MATERIAL PROVIDED:
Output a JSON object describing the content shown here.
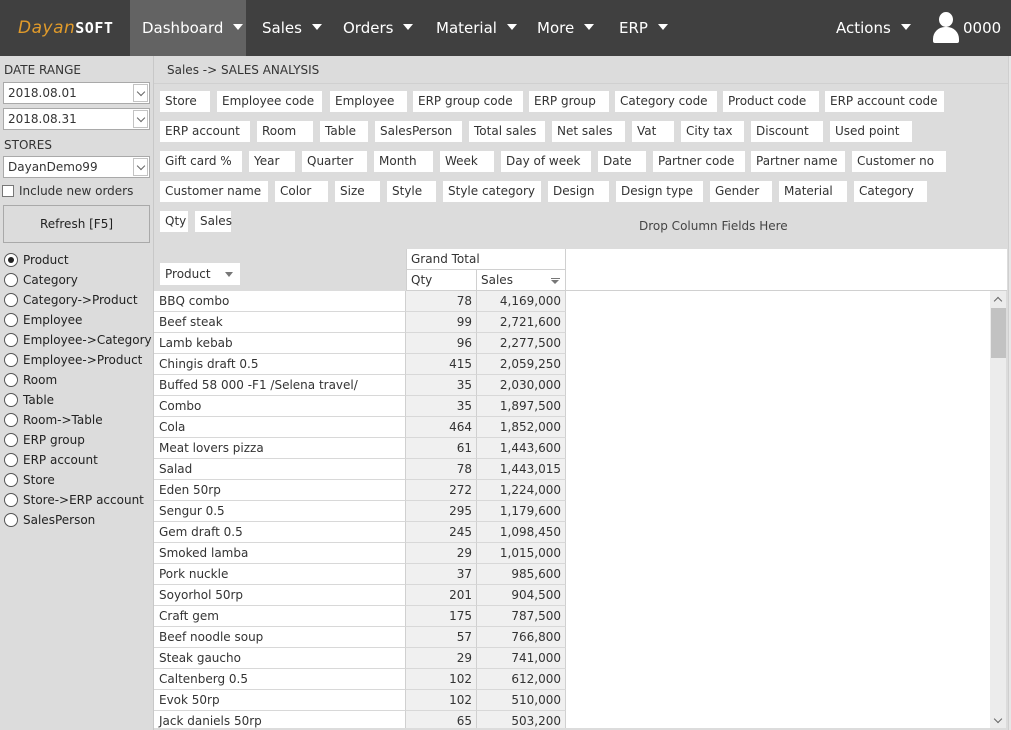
{
  "app": {
    "logo_part1": "Dayan",
    "logo_part2": "SOFT"
  },
  "nav": {
    "items": [
      {
        "label": "Dashboard",
        "active": true
      },
      {
        "label": "Sales"
      },
      {
        "label": "Orders"
      },
      {
        "label": "Material"
      },
      {
        "label": "More"
      },
      {
        "label": "ERP"
      }
    ],
    "actions_label": "Actions",
    "user_label": "0000"
  },
  "sidebar": {
    "date_range_label": "DATE RANGE",
    "date_from": "2018.08.01",
    "date_to": "2018.08.31",
    "stores_label": "STORES",
    "store_value": "DayanDemo99",
    "include_new_orders_label": "Include new orders",
    "include_new_orders_checked": false,
    "refresh_label": "Refresh [F5]",
    "report_types": [
      {
        "label": "Product",
        "selected": true
      },
      {
        "label": "Category"
      },
      {
        "label": "Category->Product"
      },
      {
        "label": "Employee"
      },
      {
        "label": "Employee->Category"
      },
      {
        "label": "Employee->Product"
      },
      {
        "label": "Room"
      },
      {
        "label": "Table"
      },
      {
        "label": "Room->Table"
      },
      {
        "label": "ERP group"
      },
      {
        "label": "ERP account"
      },
      {
        "label": "Store"
      },
      {
        "label": "Store->ERP account"
      },
      {
        "label": "SalesPerson"
      }
    ]
  },
  "main": {
    "breadcrumb": "Sales -> SALES ANALYSIS",
    "available_fields": [
      [
        "Store",
        "Employee code",
        "Employee",
        "ERP group code",
        "ERP group",
        "Category code",
        "Product code",
        "ERP account code"
      ],
      [
        "ERP account",
        "Room",
        "Table",
        "SalesPerson",
        "Total sales",
        "Net sales",
        "Vat",
        "City tax",
        "Discount",
        "Used point"
      ],
      [
        "Gift card %",
        "Year",
        "Quarter",
        "Month",
        "Week",
        "Day of week",
        "Date",
        "Partner code",
        "Partner name",
        "Customer no"
      ],
      [
        "Customer name",
        "Color",
        "Size",
        "Style",
        "Style category",
        "Design",
        "Design type",
        "Gender",
        "Material",
        "Category"
      ]
    ],
    "data_fields": [
      "Qty",
      "Sales"
    ],
    "drop_column_placeholder": "Drop Column Fields Here",
    "row_field": "Product",
    "grand_total_label": "Grand Total",
    "columns": {
      "qty": "Qty",
      "sales": "Sales"
    },
    "rows": [
      {
        "product": "BBQ combo",
        "qty": "78",
        "sales": "4,169,000"
      },
      {
        "product": "Beef steak",
        "qty": "99",
        "sales": "2,721,600"
      },
      {
        "product": "Lamb kebab",
        "qty": "96",
        "sales": "2,277,500"
      },
      {
        "product": "Chingis draft 0.5",
        "qty": "415",
        "sales": "2,059,250"
      },
      {
        "product": "Buffed 58 000 -F1 /Selena travel/",
        "qty": "35",
        "sales": "2,030,000"
      },
      {
        "product": "Combo",
        "qty": "35",
        "sales": "1,897,500"
      },
      {
        "product": "Cola",
        "qty": "464",
        "sales": "1,852,000"
      },
      {
        "product": "Meat lovers pizza",
        "qty": "61",
        "sales": "1,443,600"
      },
      {
        "product": "Salad",
        "qty": "78",
        "sales": "1,443,015"
      },
      {
        "product": "Eden 50rp",
        "qty": "272",
        "sales": "1,224,000"
      },
      {
        "product": "Sengur 0.5",
        "qty": "295",
        "sales": "1,179,600"
      },
      {
        "product": "Gem draft 0.5",
        "qty": "245",
        "sales": "1,098,450"
      },
      {
        "product": "Smoked lamba",
        "qty": "29",
        "sales": "1,015,000"
      },
      {
        "product": "Pork nuckle",
        "qty": "37",
        "sales": "985,600"
      },
      {
        "product": "Soyorhol 50rp",
        "qty": "201",
        "sales": "904,500"
      },
      {
        "product": "Craft gem",
        "qty": "175",
        "sales": "787,500"
      },
      {
        "product": "Beef noodle soup",
        "qty": "57",
        "sales": "766,800"
      },
      {
        "product": "Steak gaucho",
        "qty": "29",
        "sales": "741,000"
      },
      {
        "product": "Caltenberg 0.5",
        "qty": "102",
        "sales": "612,000"
      },
      {
        "product": "Evok 50rp",
        "qty": "102",
        "sales": "510,000"
      },
      {
        "product": "Jack daniels 50rp",
        "qty": "65",
        "sales": "503,200"
      }
    ]
  }
}
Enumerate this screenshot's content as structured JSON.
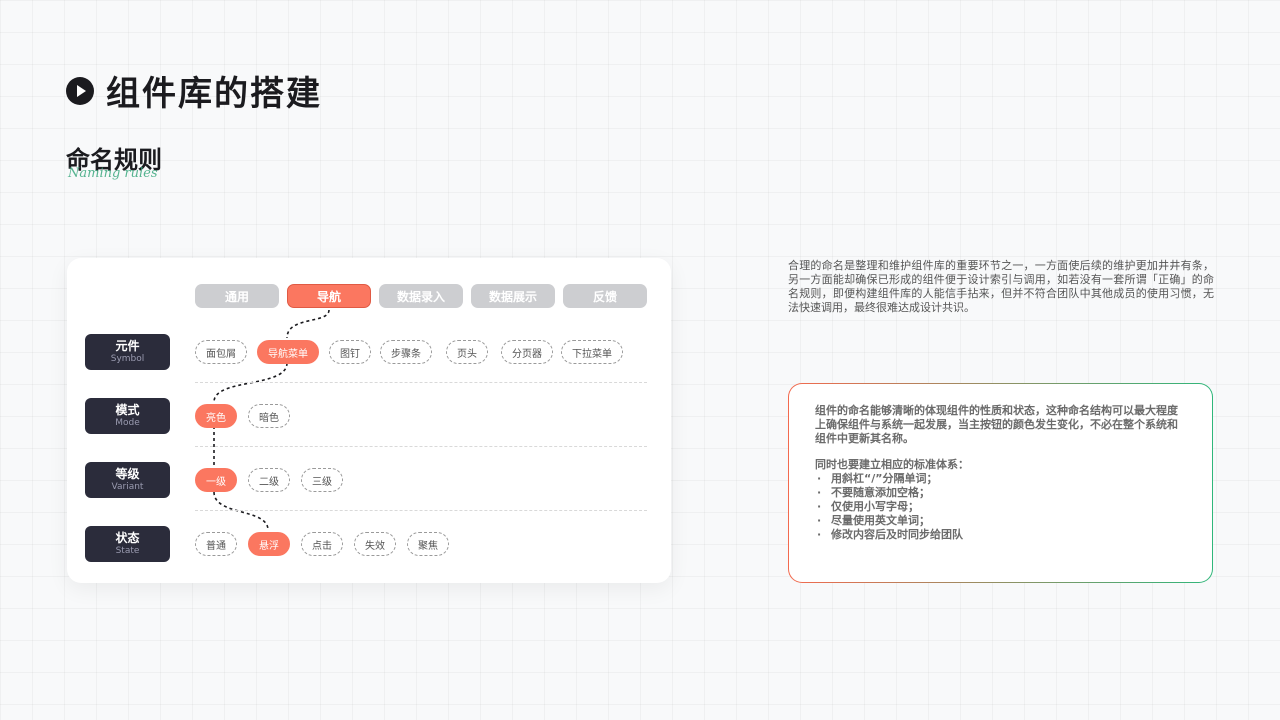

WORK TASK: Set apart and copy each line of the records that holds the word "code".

YOUR RESPONSE:
        "Employee code",
        "ERP group code",
        "Category code",
        "Product code",
        "ERP account code"
        "Partner code",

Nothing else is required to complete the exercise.